Carbide CannonIt came on Good Friday.
A serious, cast-iron cannon replica.
Second biggest in the catalog.
I opened the tube of ammo:
Ahh, Calcium Carbide.
The silvery grains
smelled like a machine shop.
A carbide cannon works like this:
you put water in the bottom.
You pour in some grains,
lock the breach,
the grains hit the water and
fizz, making acetolene gas.1
I listened for the joyous fizz,
then pushed the pin:
spark + gas = ignition: blam
A perfect bullwhip CRACK
knocked the air in half,
then grumbled and rolled
half way around Beaver Lake.
Stop that, ordered my dad.
It's Good Friday.
No explosions until three oclock.
What happens if I do,
good friday goes bad?
But he'd gone back inside for a refill.
Then I noticed my grinning brother
hiding behind a tree.
Instantly I knew
he would order the bigger model,
the biggest one in the catalog,
the cannon with the chrome finish barrel,
which barrel is held in place with screws,
a frivolous showboat of a cannon,
not the svelte, unibody lady I had,
facts appreciable only by us,
while the others Ooh and Ahh
over my brother's tin chrome charade,
his leaky tube of gas with screws,
his over-the-top boondoggle
with its bang, bang, you're dead delivery,
our dad by then having acquiesced,

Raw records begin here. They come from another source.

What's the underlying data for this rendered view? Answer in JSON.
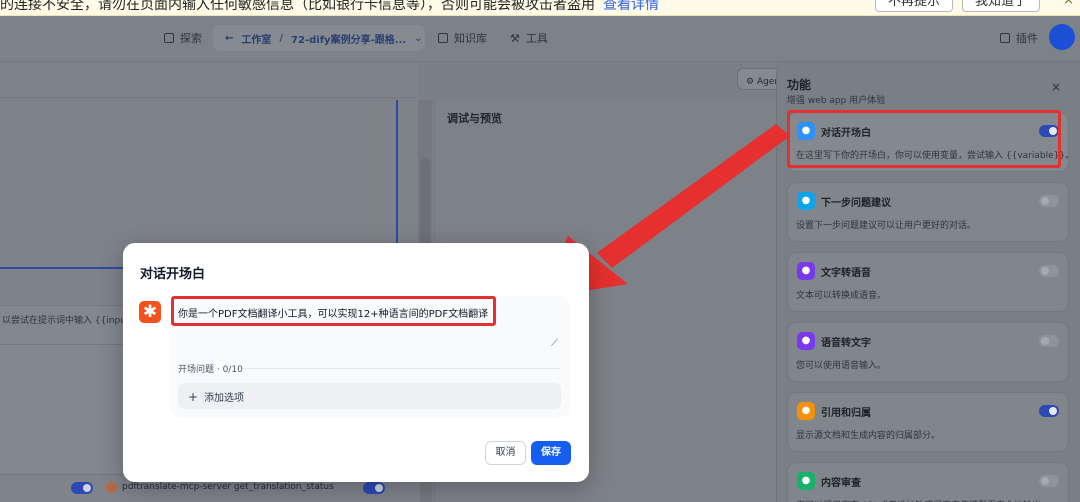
{
  "banner": {
    "text": "的连接不安全，请勿在页面内输入任何敏感信息（比如银行卡信息等），否则可能会被攻击者盗用",
    "link": "查看详情",
    "dismiss_label": "不再提示",
    "ack_label": "我知道了",
    "close": "×"
  },
  "topnav": {
    "explore": "探索",
    "studio": "工作室",
    "app_name": "72-dify案例分享-跟格...",
    "knowledge": "知识库",
    "tools": "工具",
    "plugins": "插件"
  },
  "editor": {
    "input_hint": "以尝试在提示词中输入 {{input}}",
    "tool_name": "pdftranslate-mcp-server  get_translation_status",
    "agent_label": "Agent 设置"
  },
  "preview": {
    "title": "调试与预览"
  },
  "features": {
    "title": "功能",
    "subtitle": "增强 web app 用户体验",
    "close": "×",
    "items": [
      {
        "name": "对话开场白",
        "desc": "在这里写下你的开场白，你可以使用变量，尝试输入 {{variable}}。",
        "enabled": true,
        "icon": "chat-bubble-icon",
        "color": "#2e90fa"
      },
      {
        "name": "下一步问题建议",
        "desc": "设置下一步问题建议可以让用户更好的对话。",
        "enabled": false,
        "icon": "message-icon",
        "color": "#0ba5ec"
      },
      {
        "name": "文字转语音",
        "desc": "文本可以转换成语音。",
        "enabled": false,
        "icon": "text-to-speech-icon",
        "color": "#7839ee"
      },
      {
        "name": "语音转文字",
        "desc": "您可以使用语音输入。",
        "enabled": false,
        "icon": "microphone-icon",
        "color": "#7839ee"
      },
      {
        "name": "引用和归属",
        "desc": "显示源文档和生成内容的归属部分。",
        "enabled": true,
        "icon": "citation-icon",
        "color": "#f79009"
      },
      {
        "name": "内容审查",
        "desc": "您可以调用审查 API 或者维护敏感词库来使模型更安全地输出。",
        "enabled": false,
        "icon": "shield-icon",
        "color": "#17b26a"
      }
    ]
  },
  "modal": {
    "title": "对话开场白",
    "badge": "✱",
    "opener_value": "你是一个PDF文档翻译小工具，可以实现12+种语言间的PDF文档翻译",
    "questions_label": "开场问题 · 0/10",
    "add_option": "添加选项",
    "cancel": "取消",
    "save": "保存"
  },
  "colors": {
    "primary": "#155eef",
    "highlight": "#e5302f",
    "badge": "#f4511e"
  }
}
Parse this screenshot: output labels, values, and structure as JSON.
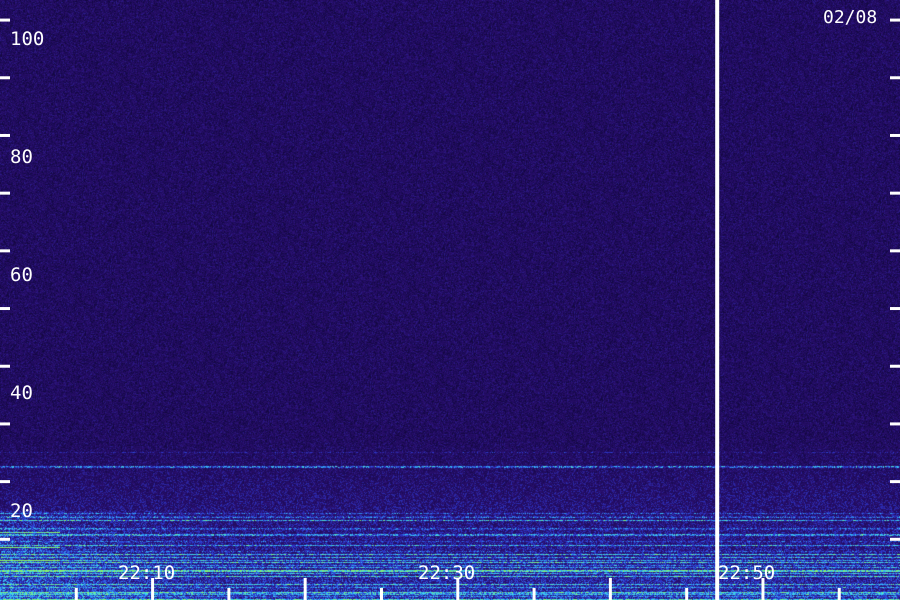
{
  "date_label": "02/08",
  "chart_data": {
    "type": "heatmap",
    "title": "",
    "xlabel": "",
    "ylabel": "",
    "x_tick_labels": [
      "22:10",
      "22:30",
      "22:50"
    ],
    "y_tick_labels": [
      "20",
      "40",
      "60",
      "80",
      "100"
    ],
    "ylim": [
      0,
      104
    ],
    "x_minutes_range": [
      22.0,
      22.983
    ],
    "x_labeled_ticks_hours": [
      22.167,
      22.5,
      22.833
    ],
    "x_minor_tick_step_minutes": 5,
    "y_minor_tick_step": 10,
    "event_marker_time": "22:47",
    "colors": {
      "background": "#2a0f6e",
      "low": "#1a0a55",
      "mid": "#2d3cd6",
      "high": "#36d2ff",
      "peak": "#8cff66",
      "marker": "#ffffff",
      "text": "#ffffff"
    }
  }
}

unsung me having made it all possible.
© J Ritter
1. 2(C2H2) + 5(O2) -> 4(CO2) + 2(H2O)